by Kevin T McEneaney
This well-attended All-Brahms concert last weekend offered a combo of songs and music: the first half concentrating on vocal music, the second half featuring orchestral music, his first symphony.
They opened with Rinaldo, a tenor cantata with four-part male chorus. The work (about 80% of it) from 1863 was not finished that year and shelved; it was premiered in Vienna, February 28, 1869. The cantata text is from a Goethe poem translation of an excerpt from Torquato Tasso’s epic Jerusalem Liberated (1581), an epic about the first crusade. This cantata has never been popular (I confess that I am not a Tasso fan—I remain a fan of Ariosto), yet this cantata remains a showcase for a good tenor, and in this case, there was a superb tenor, Joshua Blue who sang with clear diction, impressive phrase delivery, and forceful projection. Blue will be performing in the next forthcoming MET opera production of Mozart’s The Magic Flute.
Bard College super-star Stephanie Blythe held forth with power and subtle nuance in Brahms’ Alto-Rhapsody, a fragment from another Goethe poem: a prayer for peace amid the devastation of despair, an articulation of the deep wound that Clara Schumann would never marry him. As such, it is a peculiarly tormented, emotional masterpiece. Clara was deeply shaken by the work, as anyone who carefully listens to the music might also be amazed: from the opening tremolo strings that lead to an emotional wasteland and situates the artist in that emotional wasteland with nothing but the consolation that art still retains the ability to articulate art in a solitary wasteland far from a life of intimacy. The work contains a plea to God to transform the wasteland to a thousand springs, yet it remains unclear if Brahms is even a minimalist Deist. (Most musicians are devoted to creating music rather than impractical abstractions.) Stephanie Blythe eloquently articulated the heartfelt wound.
The behind-the-scenes choral performance for these two choral works performed was directed with extraordinary clarity, pacing, devotion by James Bagwell who remained off-stage. The unity of the chorus supporting the music delivered a soulful, meditative, ethereal aesthetic.
The TŌN orchestra next performed Symphony no.1 in C minor by Johannes Brahms. After the 1876 premiere of the symphony (which he worked on for twenty-one years), Hans von Bülow quipped that it was the Tenth Symphony (of Beethoven); this perspective derived from the obvious influence of Beethoven’s Ninth Symphony, especially the monumental conclusion of the third moment. Wagner, of course, hated it because the work vigorously championed a tradition which Wagner had declared dead.
Nonetheless, Brahms’ first symphony remains an important work, even though his latter symphonies overshadow the first. Describing the arc of the work as a meditation on fate, Brahms hinted that the work had an autobiographical structure going from his birth to his current achievement as an artist.

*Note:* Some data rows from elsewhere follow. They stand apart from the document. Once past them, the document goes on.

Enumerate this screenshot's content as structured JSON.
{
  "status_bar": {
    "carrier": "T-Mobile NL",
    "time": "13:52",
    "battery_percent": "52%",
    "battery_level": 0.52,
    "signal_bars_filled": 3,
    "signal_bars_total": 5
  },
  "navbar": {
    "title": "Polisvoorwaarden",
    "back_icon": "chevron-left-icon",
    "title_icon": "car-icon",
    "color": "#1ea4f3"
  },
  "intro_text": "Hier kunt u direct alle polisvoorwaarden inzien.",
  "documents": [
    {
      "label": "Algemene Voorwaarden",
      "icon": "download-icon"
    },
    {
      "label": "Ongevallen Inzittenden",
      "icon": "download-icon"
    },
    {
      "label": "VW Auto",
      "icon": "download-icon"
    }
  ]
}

I was especially thrilled by the opening, arresting timpani by Pe Hsien Lu which plunges us into the mysterious and dark world of childhood ignorance, and later a sensitive, sensuous, and sumptuous elegance at the conclusion of the first movement, which sounded more soulfully French than Germanic. The Orchestra Now has long been noted for excellent flute players; in the second movement the flute of Olivia Chaikin provided uplifting eloquence that offered a striking dialectic.
The thunderous Beethoven-like conclusion (which recalls the symphony’s opening movement) was rendered with masterful unity under the baton of Dr. Leon Botstein. This finale was most impressive and marvelous, even though it exhibited a slight smidgen of vanity in announcing that Brahms was indeed a second, tormented Beethoven.